3D printing is a remarkable technology that allows for the creation of intricate and complex objects, but it’s not without its limitations. Two critical factors in 3D printing are printing time and material usage.
Optimizing your 3D models can help reduce both, making your prints more efficient and cost-effective. In this guide, we will explore various strategies and techniques to optimize a 3D model for 3D printing with a focus on minimizing printing time and material usage.
Understanding 3D Printing Constraints
Before diving into optimization techniques, it’s crucial to understand the constraints and challenges associated with 3D printing:
- Layer-by-Layer Printing: 3D printers build objects layer by layer, meaning that intricate details or overhangs may require additional support structures, which can increase material usage and printing time.
- Geometry Matters: The geometry of your 3D model plays a significant role. Complex, convoluted designs can take longer to print and consume more material than simpler, well-structured models.
- Infill and Shell: 3D prints typically consist of a solid outer shell and an infill pattern, which determines the density inside the object. Adjusting these parameters can affect material usage and printing time.
- Overhangs and Supports: Overhanging features exceeding a certain angle often require support structures, which can be time-consuming to print and challenging to remove.

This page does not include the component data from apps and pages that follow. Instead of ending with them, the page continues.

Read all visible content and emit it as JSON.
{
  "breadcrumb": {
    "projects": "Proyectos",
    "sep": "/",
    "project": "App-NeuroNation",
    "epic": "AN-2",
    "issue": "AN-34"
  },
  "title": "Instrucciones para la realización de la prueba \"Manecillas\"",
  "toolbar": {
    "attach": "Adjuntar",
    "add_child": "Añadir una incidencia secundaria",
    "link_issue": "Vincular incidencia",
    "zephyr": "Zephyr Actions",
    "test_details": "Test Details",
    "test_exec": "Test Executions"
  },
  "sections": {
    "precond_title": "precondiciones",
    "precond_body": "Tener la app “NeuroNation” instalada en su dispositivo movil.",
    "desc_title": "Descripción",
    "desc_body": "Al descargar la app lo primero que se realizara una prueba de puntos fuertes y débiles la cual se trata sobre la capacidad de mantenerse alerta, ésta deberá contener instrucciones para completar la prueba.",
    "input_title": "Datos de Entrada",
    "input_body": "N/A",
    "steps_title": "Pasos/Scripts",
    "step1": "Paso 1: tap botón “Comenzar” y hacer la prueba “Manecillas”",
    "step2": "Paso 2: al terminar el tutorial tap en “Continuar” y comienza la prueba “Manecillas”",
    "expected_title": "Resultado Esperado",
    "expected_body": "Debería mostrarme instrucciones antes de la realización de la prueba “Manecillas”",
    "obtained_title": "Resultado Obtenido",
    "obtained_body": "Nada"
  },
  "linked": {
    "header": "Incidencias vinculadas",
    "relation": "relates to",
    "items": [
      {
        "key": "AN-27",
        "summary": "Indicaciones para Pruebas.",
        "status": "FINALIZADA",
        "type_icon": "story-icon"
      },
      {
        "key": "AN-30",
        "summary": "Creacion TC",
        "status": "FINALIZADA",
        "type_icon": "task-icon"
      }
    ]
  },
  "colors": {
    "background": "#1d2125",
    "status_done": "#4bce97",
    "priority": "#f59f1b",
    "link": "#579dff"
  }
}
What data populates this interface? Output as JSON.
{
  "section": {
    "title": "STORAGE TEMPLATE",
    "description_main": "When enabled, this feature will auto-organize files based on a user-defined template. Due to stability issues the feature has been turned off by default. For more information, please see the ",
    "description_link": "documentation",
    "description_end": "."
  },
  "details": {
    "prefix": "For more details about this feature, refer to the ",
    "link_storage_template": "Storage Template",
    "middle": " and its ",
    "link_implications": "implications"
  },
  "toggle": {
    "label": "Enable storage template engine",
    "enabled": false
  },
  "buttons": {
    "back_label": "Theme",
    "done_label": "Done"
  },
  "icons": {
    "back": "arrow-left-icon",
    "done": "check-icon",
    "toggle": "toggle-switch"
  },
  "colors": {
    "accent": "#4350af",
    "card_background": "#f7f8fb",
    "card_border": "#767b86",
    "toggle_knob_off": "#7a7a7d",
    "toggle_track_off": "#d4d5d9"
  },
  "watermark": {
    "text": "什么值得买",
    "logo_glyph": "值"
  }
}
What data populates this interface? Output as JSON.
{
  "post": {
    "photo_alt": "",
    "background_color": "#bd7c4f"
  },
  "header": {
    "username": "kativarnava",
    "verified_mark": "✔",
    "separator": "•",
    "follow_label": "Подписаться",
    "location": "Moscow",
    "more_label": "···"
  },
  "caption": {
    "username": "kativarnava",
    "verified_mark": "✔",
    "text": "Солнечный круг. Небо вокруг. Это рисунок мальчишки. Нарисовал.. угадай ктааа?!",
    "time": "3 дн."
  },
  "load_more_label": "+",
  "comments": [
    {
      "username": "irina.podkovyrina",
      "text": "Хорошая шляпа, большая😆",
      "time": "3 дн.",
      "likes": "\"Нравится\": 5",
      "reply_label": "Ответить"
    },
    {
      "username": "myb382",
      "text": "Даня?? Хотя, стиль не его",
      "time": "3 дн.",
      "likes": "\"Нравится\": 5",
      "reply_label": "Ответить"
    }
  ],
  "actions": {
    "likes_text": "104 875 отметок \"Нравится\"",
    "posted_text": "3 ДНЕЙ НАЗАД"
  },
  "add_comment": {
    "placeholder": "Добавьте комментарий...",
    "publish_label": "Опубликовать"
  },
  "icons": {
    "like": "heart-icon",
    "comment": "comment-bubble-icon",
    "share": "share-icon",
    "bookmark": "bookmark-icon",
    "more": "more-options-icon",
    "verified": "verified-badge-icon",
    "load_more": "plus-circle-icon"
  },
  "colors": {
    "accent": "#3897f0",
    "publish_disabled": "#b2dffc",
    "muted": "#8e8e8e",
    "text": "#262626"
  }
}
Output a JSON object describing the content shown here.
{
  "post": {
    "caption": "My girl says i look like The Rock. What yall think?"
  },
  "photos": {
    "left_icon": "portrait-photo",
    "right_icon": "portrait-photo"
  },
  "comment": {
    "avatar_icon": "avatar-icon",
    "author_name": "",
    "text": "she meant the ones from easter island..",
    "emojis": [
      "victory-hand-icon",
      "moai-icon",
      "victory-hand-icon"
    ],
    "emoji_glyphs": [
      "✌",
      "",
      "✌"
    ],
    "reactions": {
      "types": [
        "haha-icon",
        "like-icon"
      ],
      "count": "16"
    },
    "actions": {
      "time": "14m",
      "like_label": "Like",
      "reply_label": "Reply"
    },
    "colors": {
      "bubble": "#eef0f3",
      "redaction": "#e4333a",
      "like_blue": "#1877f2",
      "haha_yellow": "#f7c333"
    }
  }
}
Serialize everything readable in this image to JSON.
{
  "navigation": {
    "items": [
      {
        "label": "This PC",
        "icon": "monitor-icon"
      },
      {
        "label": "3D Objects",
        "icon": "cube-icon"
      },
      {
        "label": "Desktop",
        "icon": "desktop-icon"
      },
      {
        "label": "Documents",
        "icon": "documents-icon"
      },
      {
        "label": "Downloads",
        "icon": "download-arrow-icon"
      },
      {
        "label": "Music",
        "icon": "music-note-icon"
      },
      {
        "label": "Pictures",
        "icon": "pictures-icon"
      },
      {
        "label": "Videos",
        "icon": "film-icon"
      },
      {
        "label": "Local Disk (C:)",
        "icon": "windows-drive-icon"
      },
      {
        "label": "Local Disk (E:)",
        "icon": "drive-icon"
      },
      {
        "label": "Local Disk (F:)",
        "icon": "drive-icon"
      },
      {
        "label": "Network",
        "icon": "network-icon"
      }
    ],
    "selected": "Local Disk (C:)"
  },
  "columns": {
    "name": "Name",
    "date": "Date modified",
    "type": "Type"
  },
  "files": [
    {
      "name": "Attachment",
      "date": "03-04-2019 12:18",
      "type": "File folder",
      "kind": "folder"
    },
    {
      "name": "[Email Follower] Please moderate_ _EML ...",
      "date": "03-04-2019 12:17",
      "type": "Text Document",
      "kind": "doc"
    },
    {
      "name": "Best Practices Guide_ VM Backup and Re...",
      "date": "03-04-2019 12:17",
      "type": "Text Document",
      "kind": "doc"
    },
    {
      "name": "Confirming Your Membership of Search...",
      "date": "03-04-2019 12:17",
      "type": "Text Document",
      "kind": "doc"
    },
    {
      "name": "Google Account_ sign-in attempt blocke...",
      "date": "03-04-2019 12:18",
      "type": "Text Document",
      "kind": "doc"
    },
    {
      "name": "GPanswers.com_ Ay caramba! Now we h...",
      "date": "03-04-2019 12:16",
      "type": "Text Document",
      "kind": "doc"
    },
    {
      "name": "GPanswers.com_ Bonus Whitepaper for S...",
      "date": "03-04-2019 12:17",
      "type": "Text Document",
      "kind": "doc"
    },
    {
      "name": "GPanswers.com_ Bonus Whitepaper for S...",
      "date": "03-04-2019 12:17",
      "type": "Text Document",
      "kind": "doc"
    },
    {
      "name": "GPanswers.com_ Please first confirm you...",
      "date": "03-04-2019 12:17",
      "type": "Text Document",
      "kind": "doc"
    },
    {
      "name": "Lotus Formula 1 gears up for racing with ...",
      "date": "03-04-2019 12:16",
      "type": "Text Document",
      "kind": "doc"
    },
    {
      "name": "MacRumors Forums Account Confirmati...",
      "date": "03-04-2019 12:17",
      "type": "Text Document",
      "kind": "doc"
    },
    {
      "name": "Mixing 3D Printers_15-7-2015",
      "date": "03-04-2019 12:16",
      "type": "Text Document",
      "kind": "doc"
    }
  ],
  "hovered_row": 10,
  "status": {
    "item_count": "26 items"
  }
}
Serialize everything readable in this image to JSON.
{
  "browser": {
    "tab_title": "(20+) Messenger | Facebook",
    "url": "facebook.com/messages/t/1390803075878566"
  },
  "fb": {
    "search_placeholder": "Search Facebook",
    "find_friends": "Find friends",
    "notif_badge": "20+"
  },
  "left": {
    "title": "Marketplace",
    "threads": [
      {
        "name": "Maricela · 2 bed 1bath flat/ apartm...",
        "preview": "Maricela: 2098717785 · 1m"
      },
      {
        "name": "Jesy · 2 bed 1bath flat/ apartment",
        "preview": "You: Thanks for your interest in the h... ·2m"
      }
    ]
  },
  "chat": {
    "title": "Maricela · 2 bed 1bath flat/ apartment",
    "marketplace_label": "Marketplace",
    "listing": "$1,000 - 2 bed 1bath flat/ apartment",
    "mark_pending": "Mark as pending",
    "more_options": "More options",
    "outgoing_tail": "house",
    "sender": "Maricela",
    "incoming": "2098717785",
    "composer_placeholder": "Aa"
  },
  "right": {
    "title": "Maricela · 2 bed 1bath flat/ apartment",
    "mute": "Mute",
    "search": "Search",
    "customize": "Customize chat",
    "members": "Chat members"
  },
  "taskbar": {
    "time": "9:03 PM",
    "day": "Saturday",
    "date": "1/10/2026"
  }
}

- Print Speed: The speed at which the printer moves its nozzle or build platform can affect both printing time and print quality.
Now, let’s explore various optimization techniques to reduce printing time and material usage:
1. Model Simplification
- Remove Unnecessary Details: Start by removing unnecessary details from your model. If a feature doesn’t contribute significantly to the design or function, consider simplifying or eliminating it.
- Hollowing:* Hollowing out your model by creating a shell instead of a solid object can significantly reduce material usage. Be mindful of the minimum wall thickness required for your chosen 3D printing technology.
2. Infill Density
- Adjust Infill Percentage: Reduce the infill percentage if structural integrity allows. Lower infill percentages mean less material usage and faster printing times, but it can compromise the object’s strength.
- Use Sparse Infill Patterns: Opt for sparse infill patterns, such as gyroid or cubic, which provide sufficient support while reducing material consumption.
3. Layer Height
- Choose Appropriate Layer Height: Select an appropriate layer height for your print. Smaller layer heights result in finer details but longer print times, while thicker layers print faster but with reduced detail.
4. Orientation Matters
- Optimize Print Orientation: The orientation of your model on the print bed can impact the need for supports. Experiment with different orientations to minimize the use of support structures.
5. Support Structures
- Minimize Supports: Design your model to minimize overhangs and the need for support structures. Well-designed models with gradual slopes can reduce the need for supports, saving time and material.
6. Print Speed and Temperature
- Adjust Print Speed: Experiment with print speed settings. Reducing print speed can improve print quality but lengthen printing time, while increasing speed may save time but compromise quality.
- Temperature Settings: Fine-tune nozzle and bed temperatures to optimize adhesion and minimize warping. Using the manufacturer’s recommended settings is a good starting point.
7. Combine Multiple Parts
- Print in Assemblies: Instead of printing a single, complex object, consider breaking it down into multiple smaller parts that can be assembled after printing. This approach can reduce print time and increase the likelihood of successful prints.
8. Fillet and Chamfer Edges
- Fillet and Chamfer: Adding fillets (rounded edges) or chamfers (beveled edges) to your model can improve print quality and reduce the need for support structures on certain features.
9. Material Selection
- Choose the Right Material: Different 3D printing materials have varying densities and print characteristics. Select a material that meets your requirements while optimizing for material usage and printing time.
10. Check and Repair Geometry
- Geometry Repair: Before printing, use a 3D printing software or tool to check and repair any errors in your model’s geometry. This ensures that the printer doesn’t waste time and material on problematic areas.
11. Preview and Simulation
- Use 3D Print Simulation Tools: Some 3D modeling software includes simulation tools that allow you to preview the printing process. This can help identify potential issues and optimize your model further.
- Finishing Techniques: After printing, consider post-processing techniques such as sanding, painting, or smoothing to enhance the appearance and reduce the need for extensive support structures.
13. Test and Iterate
- Iterate on Design: The process of optimizing 3D models for printing may involve several iterations. Test different settings and orientations to find the right balance between printing time, material usage, and quality.
Optimizing a 3D model for 3D printing is a crucial step in achieving efficient and cost-effective prints. By considering factors like infill density, print orientation, support structures, and material selection, you can reduce printing time and material usage while maintaining the quality and functionality of your 3D prints.
Remember that the optimal approach may vary depending on your specific project and goals, so don’t hesitate to experiment and refine your techniques to achieve the best results. With practice and attention to detail, you can become proficient at creating 3D models that are not only impressive but also resource-efficient.